[Data about app and page elements]
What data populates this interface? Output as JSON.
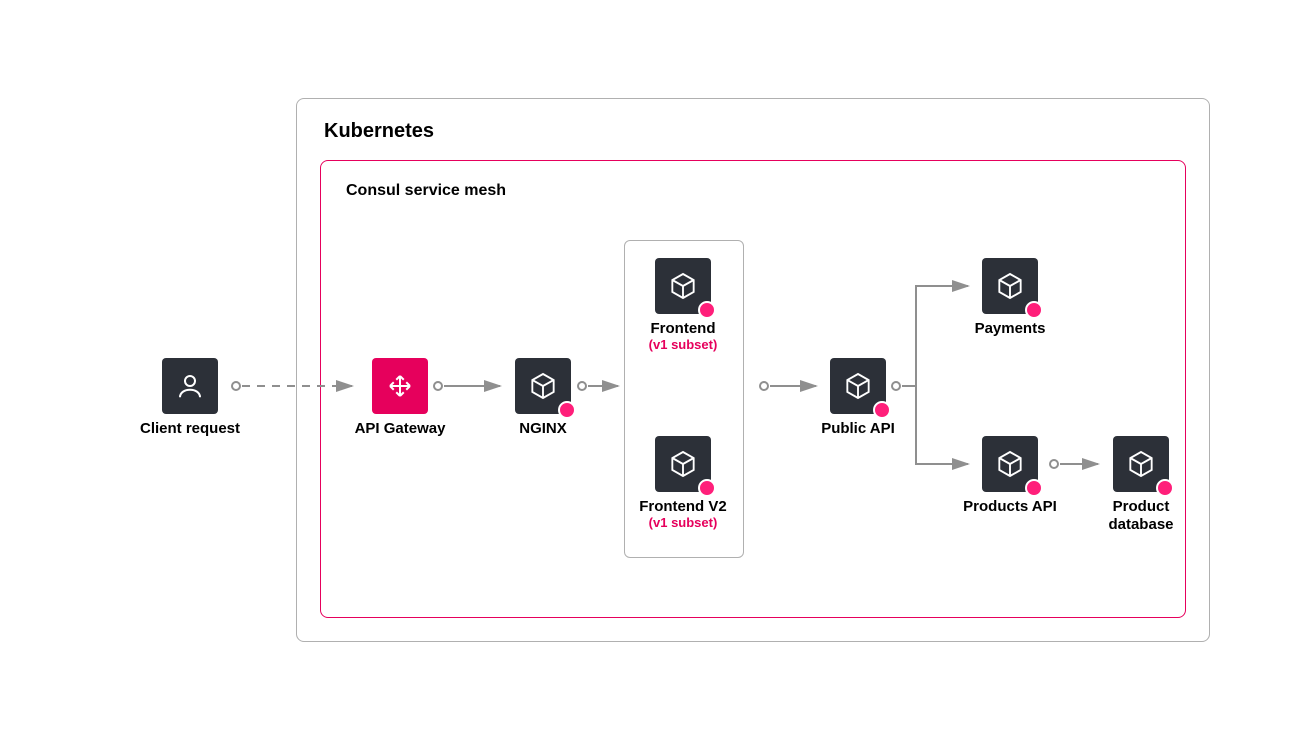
{
  "containers": {
    "kubernetes": {
      "label": "Kubernetes"
    },
    "mesh": {
      "label": "Consul service mesh"
    }
  },
  "nodes": {
    "client": {
      "label": "Client request"
    },
    "gateway": {
      "label": "API Gateway"
    },
    "nginx": {
      "label": "NGINX"
    },
    "frontend": {
      "label": "Frontend",
      "sublabel": "(v1 subset)"
    },
    "frontend2": {
      "label": "Frontend V2",
      "sublabel": "(v1 subset)"
    },
    "publicapi": {
      "label": "Public API"
    },
    "payments": {
      "label": "Payments"
    },
    "productsapi": {
      "label": "Products API"
    },
    "productdb": {
      "label": "Product database"
    }
  },
  "colors": {
    "accent": "#e6005c",
    "dark": "#2c3038",
    "arrow": "#8f8f8f"
  },
  "edges": [
    {
      "from": "client",
      "to": "gateway",
      "style": "dashed"
    },
    {
      "from": "gateway",
      "to": "nginx",
      "style": "solid"
    },
    {
      "from": "nginx",
      "to": "frontend-group",
      "style": "solid"
    },
    {
      "from": "frontend-group",
      "to": "publicapi",
      "style": "solid"
    },
    {
      "from": "publicapi",
      "to": "payments",
      "style": "branch"
    },
    {
      "from": "publicapi",
      "to": "productsapi",
      "style": "branch"
    },
    {
      "from": "productsapi",
      "to": "productdb",
      "style": "solid"
    }
  ]
}
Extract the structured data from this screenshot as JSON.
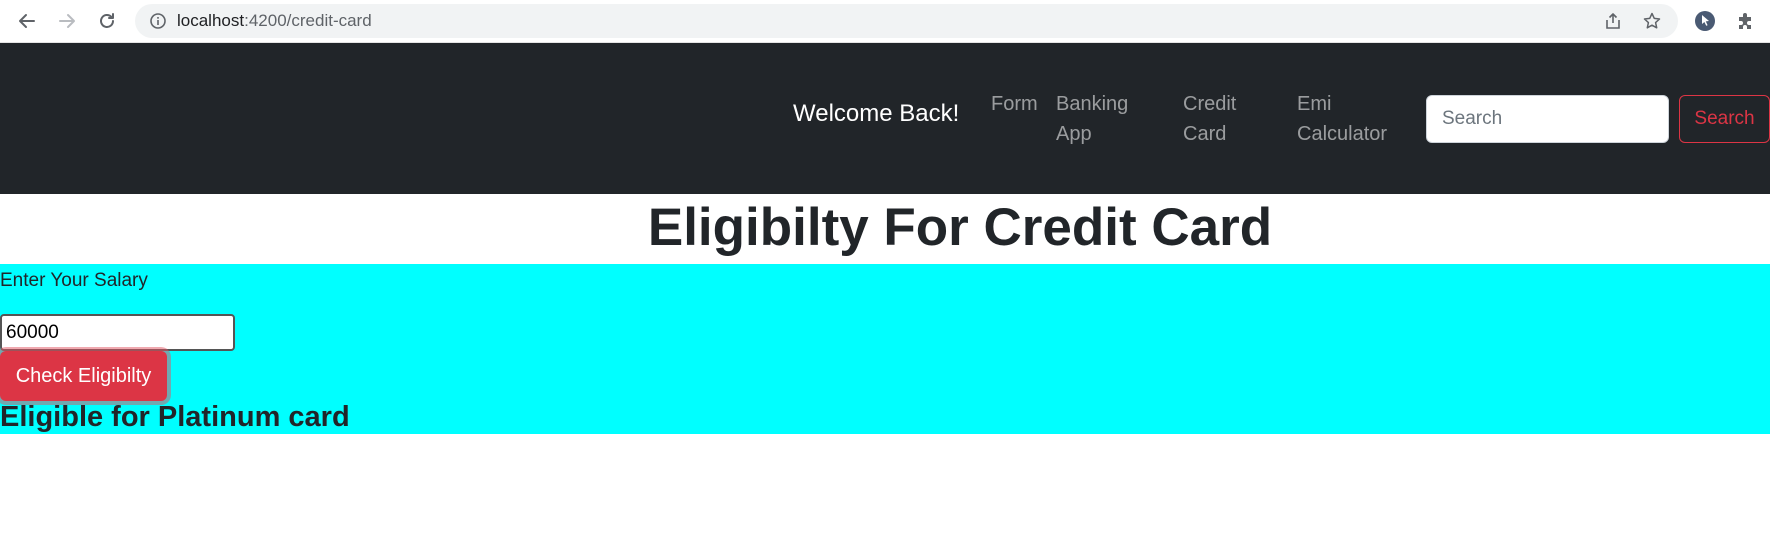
{
  "browser": {
    "url_host": "localhost",
    "url_path": ":4200/credit-card"
  },
  "navbar": {
    "brand": "Welcome Back!",
    "links": [
      "Form",
      "Banking App",
      "Credit Card",
      "Emi Calculator"
    ],
    "search": {
      "placeholder": "Search",
      "button_label": "Search"
    },
    "colors": {
      "background": "#212529",
      "search_button": "#dc3545"
    }
  },
  "main": {
    "title": "Eligibilty For Credit Card",
    "salary_label": "Enter Your Salary",
    "salary_value": "60000",
    "check_button_label": "Check Eligibilty",
    "result": "Eligible for Platinum card",
    "colors": {
      "panel": "#00ffff",
      "button": "#dc3545"
    }
  }
}
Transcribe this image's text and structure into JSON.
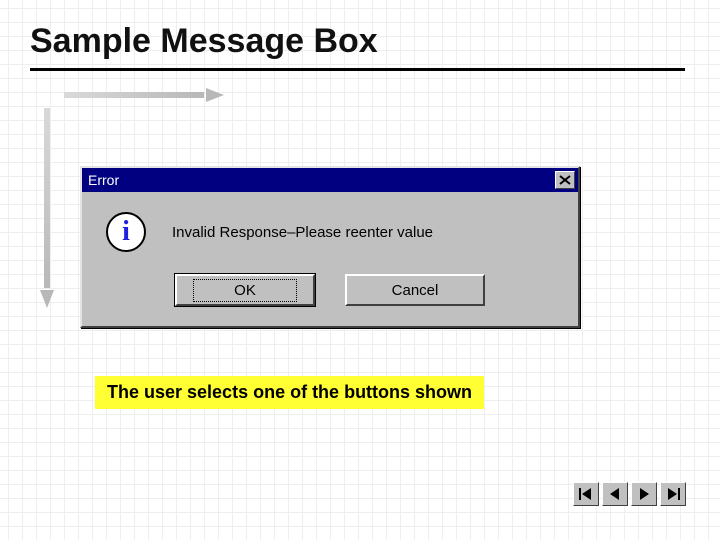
{
  "slide": {
    "title": "Sample Message Box",
    "caption": "The user selects one of the buttons shown"
  },
  "dialog": {
    "titlebar": {
      "title": "Error"
    },
    "message": "Invalid Response–Please reenter value",
    "icon": "info-icon",
    "buttons": {
      "ok_label": "OK",
      "cancel_label": "Cancel"
    }
  },
  "nav": {
    "first": "first-slide",
    "prev": "previous-slide",
    "next": "next-slide",
    "last": "last-slide"
  },
  "colors": {
    "titlebar_bg": "#000080",
    "dialog_bg": "#c0c0c0",
    "caption_bg": "#ffff33"
  }
}
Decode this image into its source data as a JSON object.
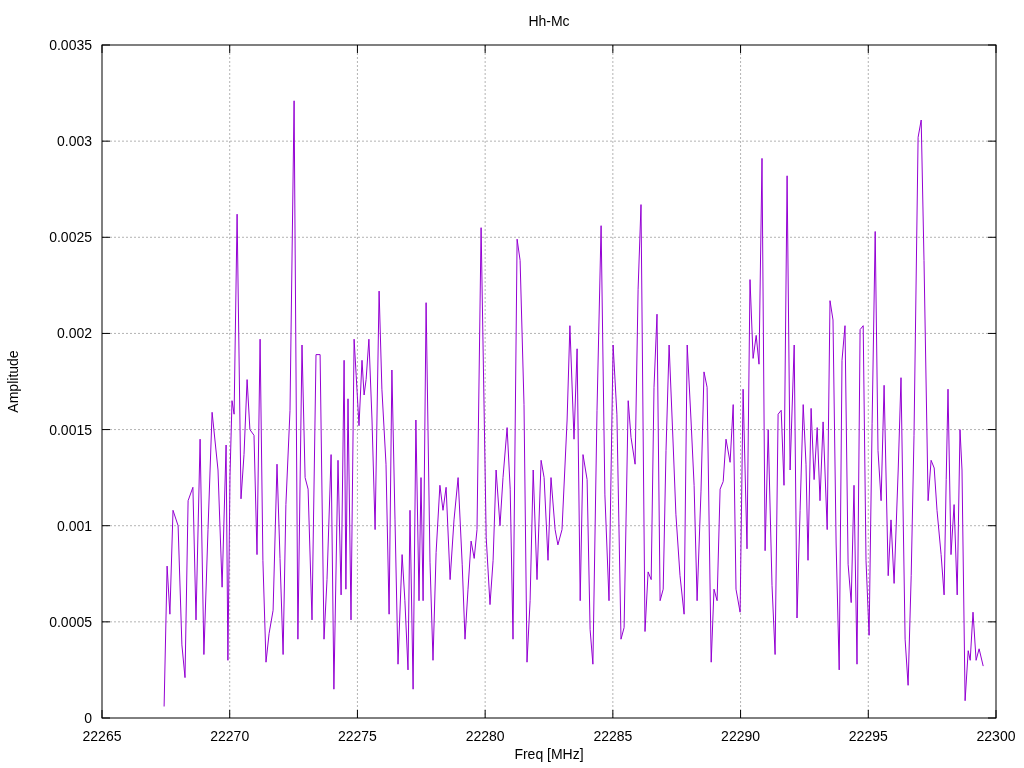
{
  "plot": {
    "chart_data": {
      "type": "line",
      "title": "Hh-Mc",
      "xlabel": "Freq [MHz]",
      "ylabel": "Amplitude",
      "grid": true,
      "xlim": [
        22265,
        22300
      ],
      "ylim": [
        0,
        0.0035
      ],
      "xticks": [
        22265,
        22270,
        22275,
        22280,
        22285,
        22290,
        22295,
        22300
      ],
      "yticks": [
        0,
        0.0005,
        0.001,
        0.0015,
        0.002,
        0.0025,
        0.003,
        0.0035
      ],
      "x": [
        22267.43,
        22267.55,
        22267.66,
        22267.78,
        22267.98,
        22268.13,
        22268.25,
        22268.37,
        22268.56,
        22268.68,
        22268.84,
        22268.99,
        22269.15,
        22269.31,
        22269.54,
        22269.7,
        22269.86,
        22269.93,
        22270.01,
        22270.09,
        22270.17,
        22270.29,
        22270.44,
        22270.56,
        22270.68,
        22270.79,
        22270.95,
        22271.07,
        22271.19,
        22271.3,
        22271.42,
        22271.54,
        22271.7,
        22271.85,
        22271.97,
        22272.09,
        22272.2,
        22272.36,
        22272.52,
        22272.67,
        22272.83,
        22272.95,
        22273.07,
        22273.22,
        22273.38,
        22273.54,
        22273.69,
        22273.81,
        22273.97,
        22274.08,
        22274.24,
        22274.36,
        22274.48,
        22274.55,
        22274.63,
        22274.75,
        22274.87,
        22274.95,
        22275.06,
        22275.18,
        22275.26,
        22275.34,
        22275.45,
        22275.57,
        22275.69,
        22275.85,
        22275.96,
        22276.12,
        22276.24,
        22276.35,
        22276.47,
        22276.59,
        22276.75,
        22276.86,
        22276.98,
        22277.06,
        22277.18,
        22277.29,
        22277.41,
        22277.49,
        22277.57,
        22277.69,
        22277.84,
        22277.96,
        22278.08,
        22278.23,
        22278.35,
        22278.47,
        22278.63,
        22278.78,
        22278.94,
        22279.1,
        22279.21,
        22279.33,
        22279.45,
        22279.57,
        22279.68,
        22279.84,
        22280.04,
        22280.19,
        22280.31,
        22280.43,
        22280.58,
        22280.7,
        22280.86,
        22280.98,
        22281.09,
        22281.25,
        22281.37,
        22281.52,
        22281.64,
        22281.76,
        22281.88,
        22282.03,
        22282.19,
        22282.31,
        22282.46,
        22282.58,
        22282.74,
        22282.85,
        22283.01,
        22283.21,
        22283.32,
        22283.48,
        22283.6,
        22283.72,
        22283.83,
        22283.99,
        22284.11,
        22284.22,
        22284.38,
        22284.54,
        22284.69,
        22284.85,
        22285.01,
        22285.16,
        22285.32,
        22285.44,
        22285.6,
        22285.71,
        22285.87,
        22285.99,
        22286.1,
        22286.26,
        22286.38,
        22286.5,
        22286.61,
        22286.73,
        22286.85,
        22286.97,
        22287.08,
        22287.2,
        22287.36,
        22287.47,
        22287.63,
        22287.79,
        22287.91,
        22288.06,
        22288.18,
        22288.3,
        22288.45,
        22288.57,
        22288.69,
        22288.85,
        22288.96,
        22289.08,
        22289.2,
        22289.32,
        22289.43,
        22289.59,
        22289.71,
        22289.82,
        22289.98,
        22290.1,
        22290.25,
        22290.37,
        22290.49,
        22290.61,
        22290.72,
        22290.84,
        22290.96,
        22291.08,
        22291.23,
        22291.35,
        22291.47,
        22291.59,
        22291.7,
        22291.82,
        22291.94,
        22292.1,
        22292.21,
        22292.33,
        22292.45,
        22292.56,
        22292.64,
        22292.76,
        22292.88,
        22293.0,
        22293.11,
        22293.23,
        22293.39,
        22293.5,
        22293.62,
        22293.74,
        22293.86,
        22293.97,
        22294.09,
        22294.21,
        22294.33,
        22294.44,
        22294.56,
        22294.68,
        22294.8,
        22294.91,
        22295.03,
        22295.15,
        22295.27,
        22295.38,
        22295.5,
        22295.62,
        22295.78,
        22295.89,
        22296.01,
        22296.17,
        22296.28,
        22296.44,
        22296.56,
        22296.68,
        22296.79,
        22296.95,
        22297.07,
        22297.18,
        22297.34,
        22297.46,
        22297.58,
        22297.69,
        22297.85,
        22297.97,
        22298.05,
        22298.12,
        22298.24,
        22298.36,
        22298.48,
        22298.59,
        22298.67,
        22298.79,
        22298.91,
        22298.99,
        22299.1,
        22299.22,
        22299.34,
        22299.5
      ],
      "series": [
        {
          "color": "#9400d3",
          "values": [
            6e-05,
            0.00079,
            0.00054,
            0.00108,
            0.001,
            0.00038,
            0.00021,
            0.00113,
            0.0012,
            0.00051,
            0.00145,
            0.00033,
            0.00098,
            0.00159,
            0.00129,
            0.00068,
            0.00142,
            0.0003,
            0.00126,
            0.00165,
            0.00158,
            0.00262,
            0.00114,
            0.00137,
            0.00176,
            0.0015,
            0.00147,
            0.00085,
            0.00197,
            0.00082,
            0.00029,
            0.00044,
            0.00056,
            0.00132,
            0.00083,
            0.00033,
            0.00111,
            0.0016,
            0.00321,
            0.00041,
            0.00194,
            0.00125,
            0.00119,
            0.00051,
            0.00189,
            0.00189,
            0.00041,
            0.00072,
            0.00137,
            0.00015,
            0.00134,
            0.00064,
            0.00186,
            0.00067,
            0.00166,
            0.00051,
            0.00197,
            0.00178,
            0.00152,
            0.00186,
            0.00168,
            0.00176,
            0.00197,
            0.00155,
            0.00098,
            0.00222,
            0.00171,
            0.00132,
            0.00054,
            0.00181,
            0.00103,
            0.00028,
            0.00085,
            0.00061,
            0.00025,
            0.00108,
            0.00015,
            0.00155,
            0.00061,
            0.00125,
            0.00061,
            0.00216,
            0.00081,
            0.0003,
            0.00086,
            0.00121,
            0.00108,
            0.0012,
            0.00072,
            0.00103,
            0.00125,
            0.0008,
            0.00041,
            0.00067,
            0.00092,
            0.00083,
            0.00098,
            0.00255,
            0.00094,
            0.00059,
            0.00082,
            0.00129,
            0.001,
            0.00125,
            0.00151,
            0.00119,
            0.00041,
            0.00249,
            0.00238,
            0.00163,
            0.00029,
            0.00061,
            0.00129,
            0.00072,
            0.00134,
            0.00125,
            0.00082,
            0.00125,
            0.00098,
            0.0009,
            0.00098,
            0.00155,
            0.00204,
            0.00145,
            0.00192,
            0.00061,
            0.00137,
            0.00124,
            0.00046,
            0.00028,
            0.0016,
            0.00256,
            0.00116,
            0.00061,
            0.00194,
            0.00158,
            0.00041,
            0.00047,
            0.00165,
            0.00146,
            0.00132,
            0.00223,
            0.00267,
            0.00045,
            0.00076,
            0.00072,
            0.00172,
            0.0021,
            0.00061,
            0.00067,
            0.00139,
            0.00194,
            0.00143,
            0.00106,
            0.00074,
            0.00054,
            0.00194,
            0.00155,
            0.00121,
            0.00061,
            0.00118,
            0.0018,
            0.00172,
            0.00029,
            0.00067,
            0.00061,
            0.00119,
            0.00123,
            0.00145,
            0.00133,
            0.00163,
            0.00067,
            0.00055,
            0.00171,
            0.00088,
            0.00228,
            0.00187,
            0.00199,
            0.00184,
            0.00291,
            0.00087,
            0.0015,
            0.00069,
            0.00033,
            0.00158,
            0.0016,
            0.00121,
            0.00282,
            0.00129,
            0.00194,
            0.00052,
            0.00108,
            0.00163,
            0.00132,
            0.00082,
            0.00161,
            0.00124,
            0.00151,
            0.00113,
            0.00154,
            0.00098,
            0.00217,
            0.00207,
            0.00091,
            0.00025,
            0.00186,
            0.00204,
            0.0008,
            0.0006,
            0.00121,
            0.00028,
            0.00202,
            0.00204,
            0.00082,
            0.00043,
            0.00153,
            0.00253,
            0.00139,
            0.00113,
            0.00173,
            0.00074,
            0.00103,
            0.0007,
            0.00129,
            0.00177,
            0.00041,
            0.00017,
            0.00074,
            0.00147,
            0.00302,
            0.00311,
            0.00238,
            0.00113,
            0.00134,
            0.0013,
            0.00108,
            0.00085,
            0.00064,
            0.00124,
            0.00171,
            0.00085,
            0.00111,
            0.00064,
            0.0015,
            0.00129,
            9e-05,
            0.00035,
            0.0003,
            0.00055,
            0.0003,
            0.00036,
            0.00027
          ]
        }
      ]
    }
  }
}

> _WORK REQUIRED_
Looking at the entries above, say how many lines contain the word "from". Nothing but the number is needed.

> _RESULT OF THIS TASK_
8